Someone once said to me that they wished James Cameron would do other people’s action scenes for them. This was back in the heyday when the one-time “King of the World” was the preeminent action filmmaker of “Terminator 2: Judgment Day” and “True Lies.” While there have been notable action films in the 20+ years since those pictures, few have grabbed the guts of hardcore aficionados. “The Raid” and its sequel certainly come to mind, as does George Miller’s “Mad Max: Fury Road.” The current cause celebre is “John Wick” which longtime stunt coordinator David Leitch has an uncredited co-directing credit on. Now Leitch has moved on to have his own chair in an adaptation of Antony Johnston’s graphic novel, “The Coldest City,” that is likely to have fans of “John Wick” gleefully in rapture during the film’s brutally fun action sequences. If only there was something to make the other 80% of the film equally interesting.
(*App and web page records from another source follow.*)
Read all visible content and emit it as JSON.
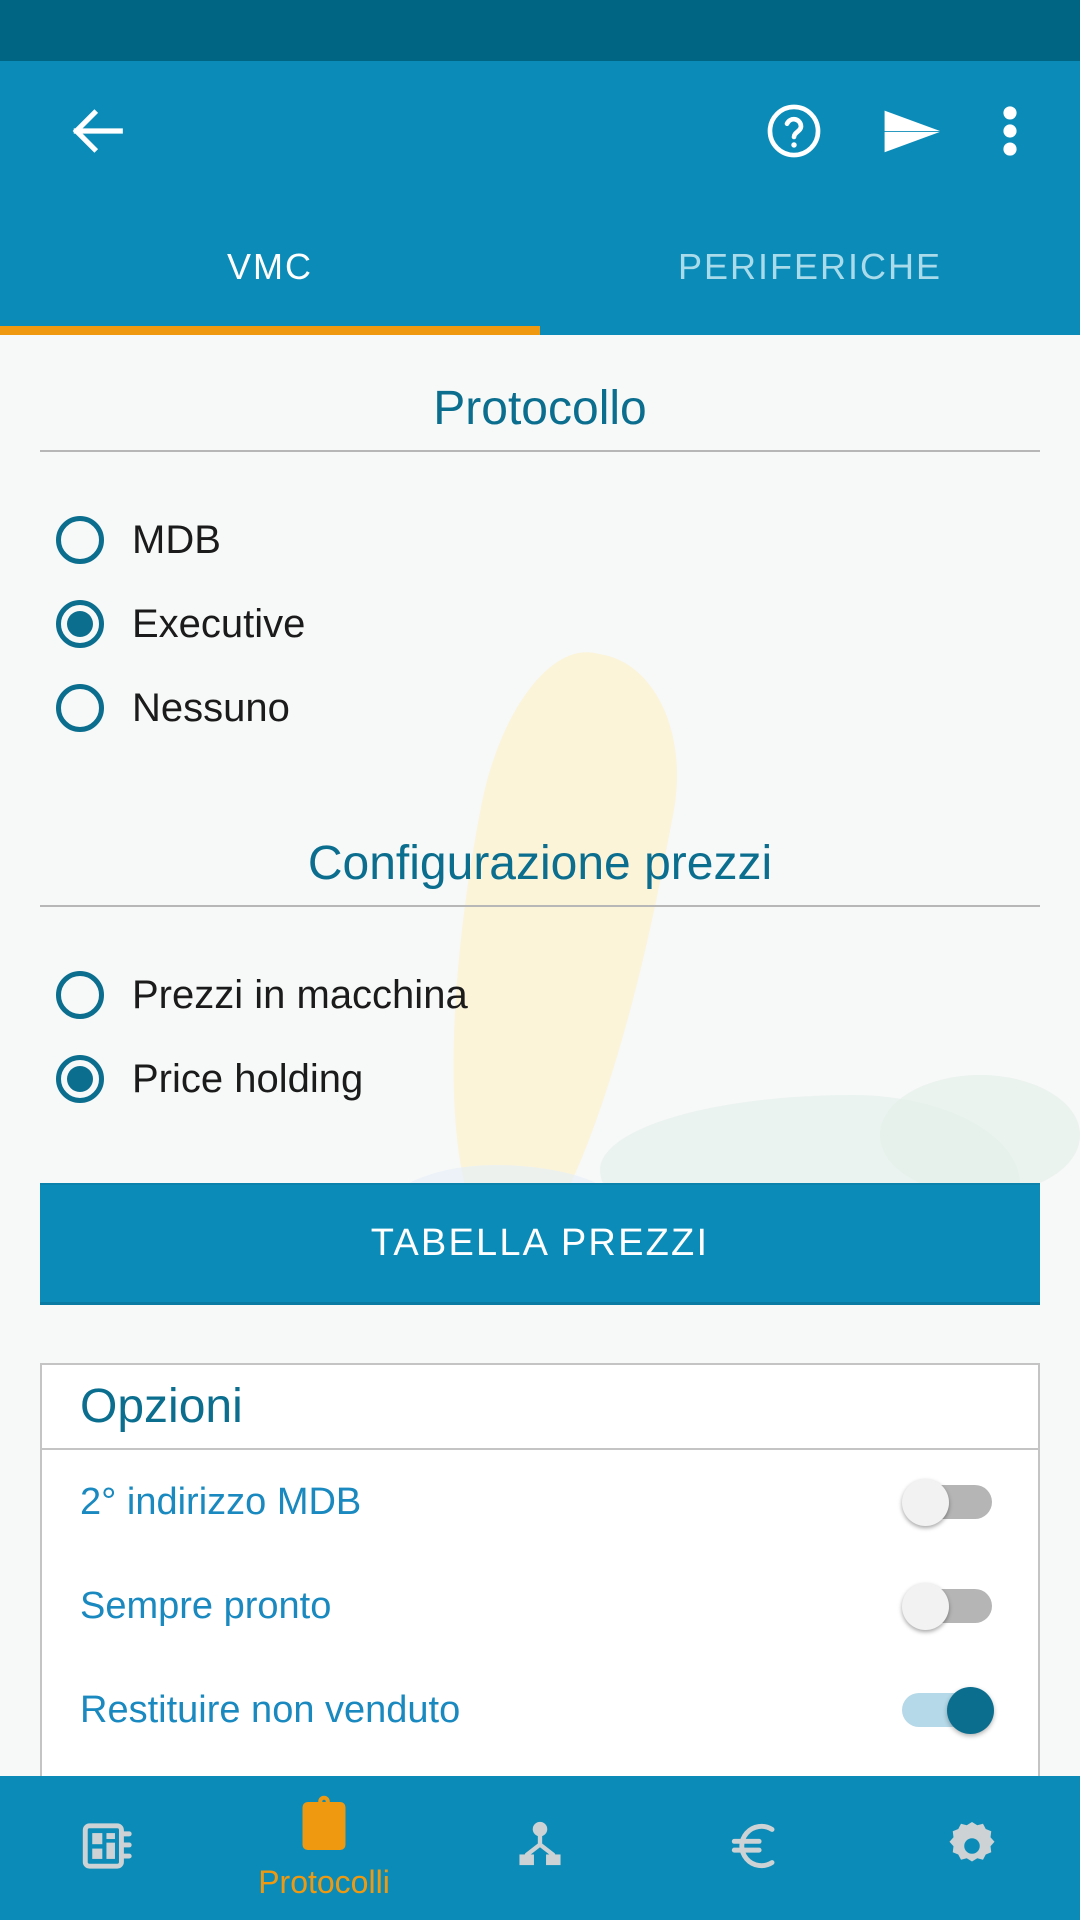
{
  "app_bar": {
    "back_icon": "arrow-left-icon",
    "help_icon": "help-circle-icon",
    "send_icon": "send-icon",
    "more_icon": "overflow-menu-icon"
  },
  "tabs": [
    {
      "label": "VMC",
      "active": true
    },
    {
      "label": "PERIFERICHE",
      "active": false
    }
  ],
  "sections": [
    {
      "title": "Protocollo",
      "options": [
        {
          "label": "MDB",
          "checked": false
        },
        {
          "label": "Executive",
          "checked": true
        },
        {
          "label": "Nessuno",
          "checked": false
        }
      ]
    },
    {
      "title": "Configurazione prezzi",
      "options": [
        {
          "label": "Prezzi in macchina",
          "checked": false
        },
        {
          "label": "Price holding",
          "checked": true
        }
      ]
    }
  ],
  "price_table_button": {
    "label": "TABELLA PREZZI"
  },
  "options_card": {
    "title": "Opzioni",
    "rows": [
      {
        "label": "2° indirizzo MDB",
        "on": false
      },
      {
        "label": "Sempre pronto",
        "on": false
      },
      {
        "label": "Restituire non venduto",
        "on": true
      }
    ]
  },
  "bottom_nav": [
    {
      "icon": "vending-machine-icon",
      "label": "",
      "active": false
    },
    {
      "icon": "clipboard-icon",
      "label": "Protocolli",
      "active": true
    },
    {
      "icon": "sitemap-icon",
      "label": "",
      "active": false
    },
    {
      "icon": "euro-icon",
      "label": "",
      "active": false
    },
    {
      "icon": "gear-icon",
      "label": "",
      "active": false
    }
  ],
  "colors": {
    "status_bar": "#006582",
    "app_bar": "#0b8cb8",
    "accent_orange": "#ef9911",
    "heading_teal": "#0b6e8f",
    "option_label_blue": "#1a89bf",
    "page_bg": "#f7f8f8"
  }
}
The metaphor is not lost as Charlize Theron’s secret agent, Lorraine, dips herself in and out of an icy bath accompanied by a vodka on-the-rocks. She has a number of fresh bruises but is still alive, meaning it is flashback time as she recounts the events leading up to her questioning by her MI-6 superior (Toby Jones) and an American CIA official (John Goodman). Not long before the fall of the Berlin Wall, a list of intelligence assets has been put into the wrong hands (yes, another one of those lists) and Lorraine has been dispatched to track it down. Her rendezvous contact is David Percival (James McAvoy), a former bureau chief who now makes a living on the black market, enjoying the sex and alcohol that exist more as pain medication to Lorraine.
Percival has dealings with a German operative nicknamed Spyglass (Eddie Marsan) who is hoping to secure safe passage for his family out of Berlin in exchange for the list which he has committed to memory. (The original list is kept within a watch that keeps changing wrists throughout the film.) Lorraine also meets a young French spy (Sofia Boutella) who quickly mixes feelings with business for the occasional roll-in-the-hay. Just for good measure there are also inferences about a potential double agent by the name of Satchel in the mix.
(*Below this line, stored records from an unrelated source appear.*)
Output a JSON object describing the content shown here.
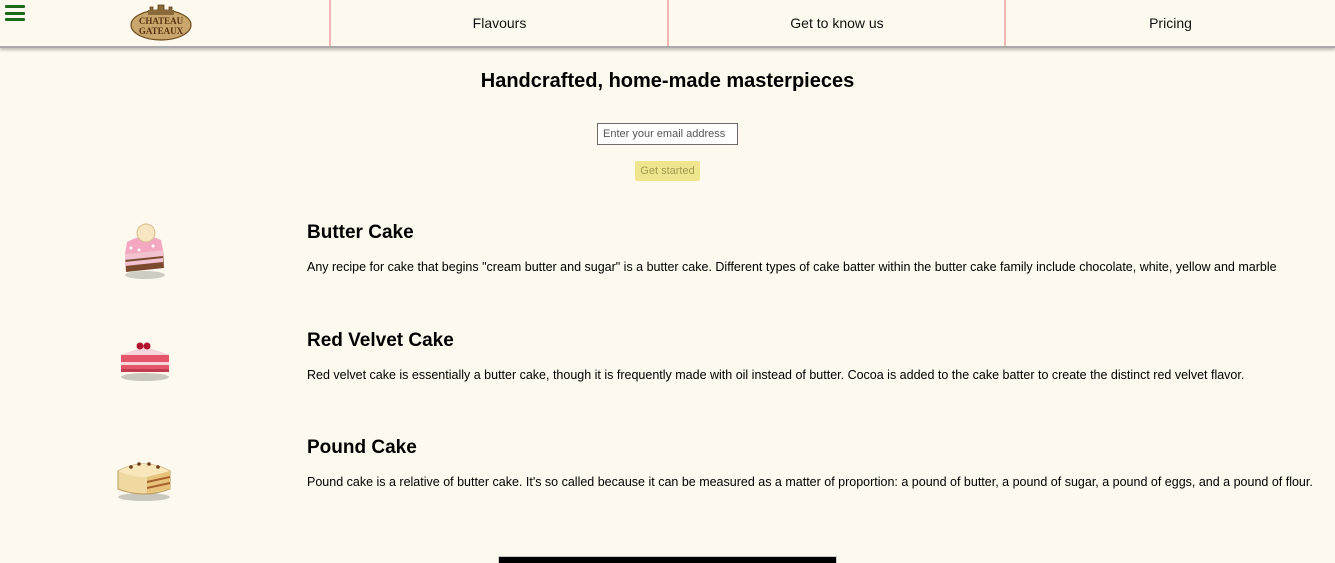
{
  "header": {
    "logo_line1": "CHATEAU",
    "logo_line2": "GATEAUX",
    "nav": [
      {
        "label": "Flavours"
      },
      {
        "label": "Get to know us"
      },
      {
        "label": "Pricing"
      }
    ]
  },
  "hero": {
    "title": "Handcrafted, home-made masterpieces",
    "email_placeholder": "Enter your email address",
    "button_label": "Get started"
  },
  "cakes": [
    {
      "title": "Butter Cake",
      "description": "Any recipe for cake that begins \"cream butter and sugar\" is a butter cake. Different types of cake batter within the butter cake family include chocolate, white, yellow and marble",
      "icon": "butter-cake-icon"
    },
    {
      "title": "Red Velvet Cake",
      "description": "Red velvet cake is essentially a butter cake, though it is frequently made with oil instead of butter. Cocoa is added to the cake batter to create the distinct red velvet flavor.",
      "icon": "red-velvet-cake-icon"
    },
    {
      "title": "Pound Cake",
      "description": "Pound cake is a relative of butter cake. It's so called because it can be measured as a matter of proportion: a pound of butter, a pound of sugar, a pound of eggs, and a pound of flour.",
      "icon": "pound-cake-icon"
    }
  ],
  "colors": {
    "background": "#fdf9ee",
    "menu_icon": "#1a6b1a",
    "nav_divider": "#f0b6b6",
    "button_bg": "#eee58e",
    "button_text": "#a39a52"
  }
}
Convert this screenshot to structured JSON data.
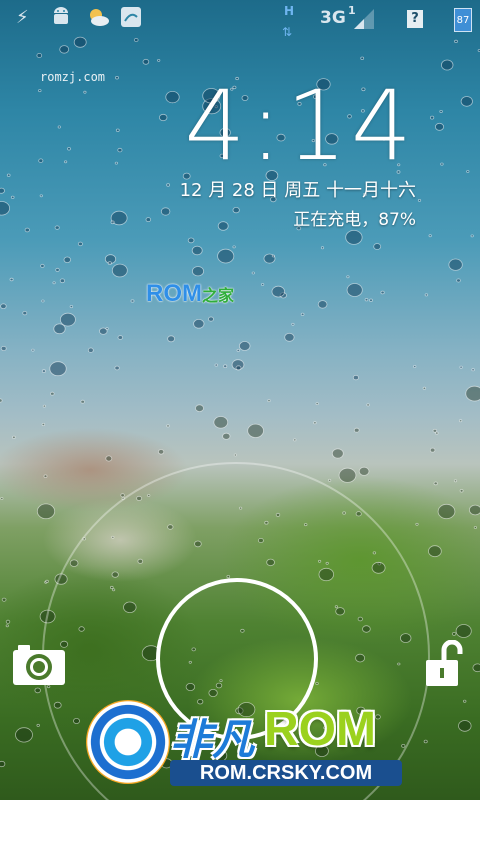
{
  "status_bar": {
    "icons": [
      "usb-icon",
      "android-debug-icon",
      "weather-icon",
      "app-notification-icon"
    ],
    "network_type": "3G",
    "signal_index": "1",
    "data_activity": "H",
    "help_icon": "?",
    "battery_level": "87"
  },
  "watermark_small": "romzj.com",
  "clock": {
    "time": "4:14",
    "date": "12 月 28 日 周五 十一月十六",
    "charging_status": "正在充电，87%"
  },
  "logo": {
    "text": "ROM",
    "suffix": "之家"
  },
  "unlock": {
    "left_target": "camera-icon",
    "right_target": "unlock-icon"
  },
  "brand_watermark": {
    "chinese": "非凡",
    "rom": "ROM",
    "url": "ROM.CRSKY.COM"
  },
  "colors": {
    "sky_top": "#1d6b8a",
    "grass": "#3a6c22",
    "ring": "#ffffff"
  }
}
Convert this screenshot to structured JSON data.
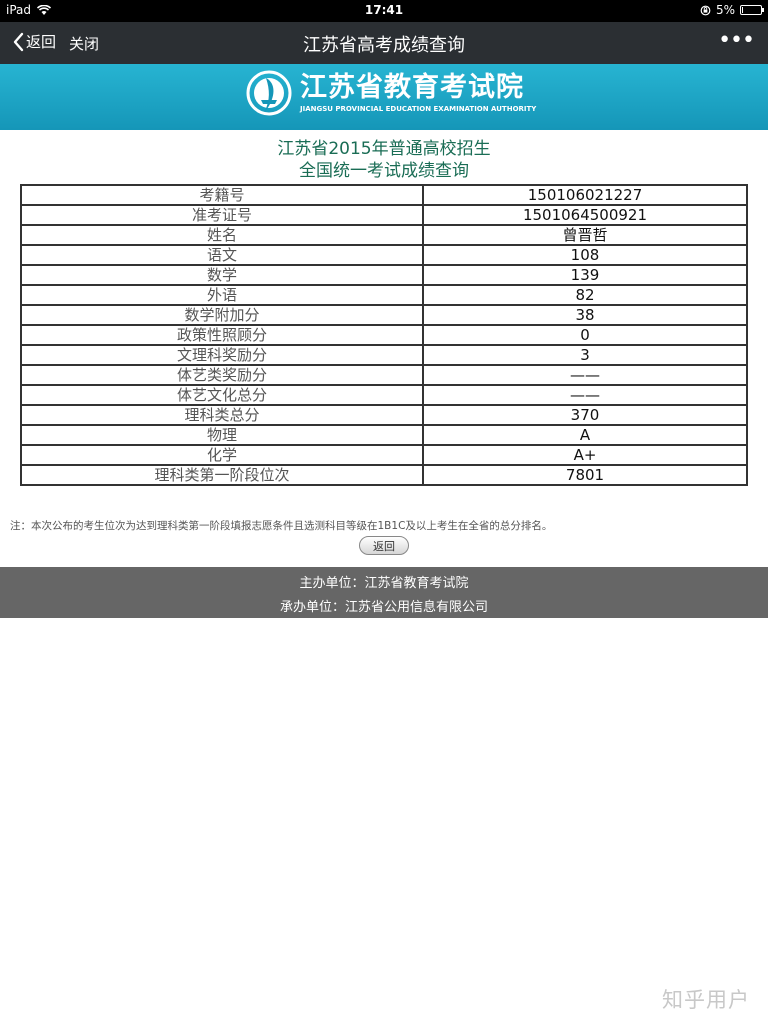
{
  "status_bar": {
    "device": "iPad",
    "time": "17:41",
    "battery": "5%"
  },
  "nav": {
    "back_label": "返回",
    "close_label": "关闭",
    "title": "江苏省高考成绩查询",
    "more_label": "•••"
  },
  "banner": {
    "name": "江苏省教育考试院",
    "subtitle": "JIANGSU PROVINCIAL EDUCATION EXAMINATION AUTHORITY"
  },
  "heading": {
    "line1": "江苏省2015年普通高校招生",
    "line2": "全国统一考试成绩查询"
  },
  "table": {
    "rows": [
      {
        "label": "考籍号",
        "value": "150106021227"
      },
      {
        "label": "准考证号",
        "value": "1501064500921"
      },
      {
        "label": "姓名",
        "value": "曾晋哲"
      },
      {
        "label": "语文",
        "value": "108"
      },
      {
        "label": "数学",
        "value": "139"
      },
      {
        "label": "外语",
        "value": "82"
      },
      {
        "label": "数学附加分",
        "value": "38"
      },
      {
        "label": "政策性照顾分",
        "value": "0"
      },
      {
        "label": "文理科奖励分",
        "value": "3"
      },
      {
        "label": "体艺类奖励分",
        "value": "——"
      },
      {
        "label": "体艺文化总分",
        "value": "——"
      },
      {
        "label": "理科类总分",
        "value": "370"
      },
      {
        "label": "物理",
        "value": "A"
      },
      {
        "label": "化学",
        "value": "A+"
      },
      {
        "label": "理科类第一阶段位次",
        "value": "7801"
      }
    ]
  },
  "note": "注：本次公布的考生位次为达到理科类第一阶段填报志愿条件且选测科目等级在1B1C及以上考生在全省的总分排名。",
  "back_button_label": "返回",
  "footer": {
    "sponsor": "主办单位：江苏省教育考试院",
    "organizer": "承办单位：江苏省公用信息有限公司"
  },
  "watermark": "知乎用户",
  "battery_level": 0.05,
  "colors": {
    "nav_bg": "#2b2f33",
    "banner_bg": "#1aa3c4",
    "heading": "#1a6d55",
    "footer_bg": "#666666"
  }
}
The numerous parts to the script by Kurt Johnstad (“300,” “Act of Valor“) are not so much hard to keep track of as they barely seem to move at all. The promise of a fire-and-ice coupling of McAvoy and Theron as partners is too good to ignore and yet after their initial meet-up they are kept far apart for much of the film’s running time. Boutella has an unmistakable presence but it is too grounded in the middle to be fully mysterious or worthy of our care. Theron is not going for cool here, rather tired and beatdown, which is wholly appropriate for a story within the death knell of the Cold War. Unfortunately the material around her is hardly Le Carre or Clancy enough to be fully introspective or driven by suspense.
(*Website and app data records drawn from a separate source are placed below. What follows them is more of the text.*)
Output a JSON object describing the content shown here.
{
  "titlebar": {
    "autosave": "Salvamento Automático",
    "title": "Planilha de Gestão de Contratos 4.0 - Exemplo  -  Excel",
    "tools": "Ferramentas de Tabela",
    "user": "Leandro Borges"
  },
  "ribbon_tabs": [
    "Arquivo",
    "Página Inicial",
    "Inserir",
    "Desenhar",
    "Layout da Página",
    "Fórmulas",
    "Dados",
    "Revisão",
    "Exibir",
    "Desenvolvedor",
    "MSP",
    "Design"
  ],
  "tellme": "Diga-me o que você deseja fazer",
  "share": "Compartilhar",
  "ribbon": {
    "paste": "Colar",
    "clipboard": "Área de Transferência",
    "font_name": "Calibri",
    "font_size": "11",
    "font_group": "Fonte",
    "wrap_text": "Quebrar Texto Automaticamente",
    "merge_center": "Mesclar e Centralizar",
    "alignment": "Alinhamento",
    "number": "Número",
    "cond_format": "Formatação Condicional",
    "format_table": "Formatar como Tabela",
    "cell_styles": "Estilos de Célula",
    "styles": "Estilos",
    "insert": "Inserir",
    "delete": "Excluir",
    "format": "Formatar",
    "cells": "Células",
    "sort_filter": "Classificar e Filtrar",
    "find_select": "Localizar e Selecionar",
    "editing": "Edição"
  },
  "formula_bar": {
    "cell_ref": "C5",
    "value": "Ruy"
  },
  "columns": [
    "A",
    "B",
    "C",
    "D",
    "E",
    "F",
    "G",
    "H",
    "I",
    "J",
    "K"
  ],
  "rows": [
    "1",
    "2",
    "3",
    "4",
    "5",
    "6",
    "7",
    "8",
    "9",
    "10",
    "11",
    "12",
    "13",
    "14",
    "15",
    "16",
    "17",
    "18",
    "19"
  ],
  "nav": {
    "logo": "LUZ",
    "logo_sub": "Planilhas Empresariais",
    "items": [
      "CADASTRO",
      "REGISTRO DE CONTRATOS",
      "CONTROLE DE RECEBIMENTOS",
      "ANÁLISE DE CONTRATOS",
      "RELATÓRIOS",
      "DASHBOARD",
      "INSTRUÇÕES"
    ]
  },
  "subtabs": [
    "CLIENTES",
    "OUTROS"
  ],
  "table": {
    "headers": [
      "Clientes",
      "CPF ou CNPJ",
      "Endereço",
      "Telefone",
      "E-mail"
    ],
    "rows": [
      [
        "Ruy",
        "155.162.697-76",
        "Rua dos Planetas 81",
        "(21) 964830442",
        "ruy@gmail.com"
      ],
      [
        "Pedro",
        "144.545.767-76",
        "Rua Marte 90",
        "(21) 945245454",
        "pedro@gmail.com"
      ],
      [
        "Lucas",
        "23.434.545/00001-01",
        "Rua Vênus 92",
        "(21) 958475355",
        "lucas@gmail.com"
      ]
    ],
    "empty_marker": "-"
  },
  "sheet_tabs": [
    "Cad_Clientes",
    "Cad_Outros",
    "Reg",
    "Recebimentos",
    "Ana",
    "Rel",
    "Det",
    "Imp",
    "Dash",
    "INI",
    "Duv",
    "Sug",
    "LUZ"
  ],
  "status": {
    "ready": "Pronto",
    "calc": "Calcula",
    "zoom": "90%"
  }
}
If only “Atomic Blonde” had steered its way to crafting a few more of its frenetic set pieces, the rest could have been easily forgiven or at least forgotten about as a means to an end. Because when the moment arrives for Theron to demonstrate her full range of skills, whether it be wriggling out as a backseat captive at full speed or dispatching any number of gun-toting soldiers with just her fists, the plot blurs but the film suddenly lights on fire. Theron cemented her place in action heroine history as Furiosa in “Mad Max: Fury Road,” but watching her command the bravura centerpiece staircase battle, one wants to call up Joe Carnahan and make him consider changing the lead in his remake of “The Raid” to a female and just hand it to Charlize.
It is a real shame that seemingly unbroken set piece (even if the edit marks are obvious) is about the last we get in the action department as the story wraps itself up in unsatisfactory fashion, beating its own drum about its self-important breakdown of Cold War dynamics. Soak up enough neon mood lighting in nearly every scene and the visual styling usurps whatever substance attempts to creep through the European-influenced song choices (no room for INXS’ “Suicide Blonde” here.) When even momentary flourishes of action this good remind us how poorly filmed and choreographed most modern action films are, it is hard not to recommend “Atomic Blonde” on that basis alone. Given that the film gives us ample time to catch our breath in-between the punching, kicking and shooting it will be easier to wish that it had all been condensed into an accessible YouTube video of just the action bits. Then afterwards you hope that someone takes notice and casts Theron alongside Keanu Reeves for a third time in the third chapter of “John Wick.” [C+]